I almost forgot my umami bomb secret weapon… Back at Christmas, I smoked a goose, and I saved off all the fat (and there was quite a bit!). It sits in the fridge, quietly waiting to blast its incredible flavor on whatever unsuspecting food it enhances. I added just a tablespoon of that to the hot cast iron skillet before putting the burgers in, and let that flavor the burgers. Duck fat is high in umami, so I have to think goose fat would be, too, right?

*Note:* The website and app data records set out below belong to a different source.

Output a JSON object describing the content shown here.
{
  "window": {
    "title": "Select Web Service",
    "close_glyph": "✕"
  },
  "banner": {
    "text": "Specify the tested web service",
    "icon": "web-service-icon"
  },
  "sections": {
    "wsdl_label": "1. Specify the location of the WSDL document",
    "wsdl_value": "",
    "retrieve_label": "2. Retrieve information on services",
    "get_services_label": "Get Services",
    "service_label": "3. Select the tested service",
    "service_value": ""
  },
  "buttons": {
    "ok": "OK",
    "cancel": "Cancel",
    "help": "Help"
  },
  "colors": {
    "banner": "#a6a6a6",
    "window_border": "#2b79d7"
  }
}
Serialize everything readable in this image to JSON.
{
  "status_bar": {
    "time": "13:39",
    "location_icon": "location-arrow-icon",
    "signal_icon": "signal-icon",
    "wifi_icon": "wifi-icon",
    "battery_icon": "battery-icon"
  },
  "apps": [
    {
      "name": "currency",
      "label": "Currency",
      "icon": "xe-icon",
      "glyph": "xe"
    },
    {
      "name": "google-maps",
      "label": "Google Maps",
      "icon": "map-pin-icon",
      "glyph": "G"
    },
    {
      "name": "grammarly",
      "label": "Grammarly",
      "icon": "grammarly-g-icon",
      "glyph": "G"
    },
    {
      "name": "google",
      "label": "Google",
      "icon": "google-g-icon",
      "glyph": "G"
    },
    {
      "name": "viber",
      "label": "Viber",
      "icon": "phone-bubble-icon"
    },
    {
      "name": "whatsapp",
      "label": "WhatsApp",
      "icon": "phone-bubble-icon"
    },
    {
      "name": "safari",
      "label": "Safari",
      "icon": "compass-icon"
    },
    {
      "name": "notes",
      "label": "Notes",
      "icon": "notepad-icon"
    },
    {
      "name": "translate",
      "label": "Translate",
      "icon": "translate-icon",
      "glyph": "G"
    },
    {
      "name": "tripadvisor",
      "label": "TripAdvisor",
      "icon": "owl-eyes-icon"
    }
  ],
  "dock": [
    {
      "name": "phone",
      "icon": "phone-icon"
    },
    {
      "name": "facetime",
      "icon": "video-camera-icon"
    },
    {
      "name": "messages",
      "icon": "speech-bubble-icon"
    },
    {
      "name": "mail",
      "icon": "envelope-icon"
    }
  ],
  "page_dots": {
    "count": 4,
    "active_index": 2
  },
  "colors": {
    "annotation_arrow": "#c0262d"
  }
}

Aged cheese = umami, so I topped one of the burgers with Roquefort cheese (bleu cheeses = umami; Roquefort = even more umami). After the burgers were done, they were added to bakery burger buns. But the umami boost wasn’t over… I also added some soy sauce boosted caramelized shallots sundries tomato pieces and a slice of Serrano ham (aged ham=umami, too).
The results? Well, it tasted like a burger. That was the goal, but it had more to it… Not new flavors, just more burgerness, more savoriness, more bpsi (beef per square inch). All in all, I think it was a big success! Next time, they go on the grill, for a side-by-side umami-boosted vs. regular burger!
- 1 pound ground beef
- 1 tablespoon Taste No. 5 Umami Paste
- ¼ cup loosely packed Parmesan cheese (aged)
- 8 dried shitake mushrooms, chopped fine
- ¼ cup fish sauce
- 1 tablespoon bacon, duck or goose fat
- Sea salt and ground black pepper
- Mix the ingredients together, other than the salt and pepper, loosely so as not to over-handle the beef.
- Form into 4 patties and add salt and pepper.
- Add the fat to a medium hot skillet, then add the patties once the fat is melted and spread around the skillet.
- Cook about 5 minutes per side, until 160F internal temp.
- Serve on bakery buns with soy saluted shallots and 1 slice os Serrano ham for garnish.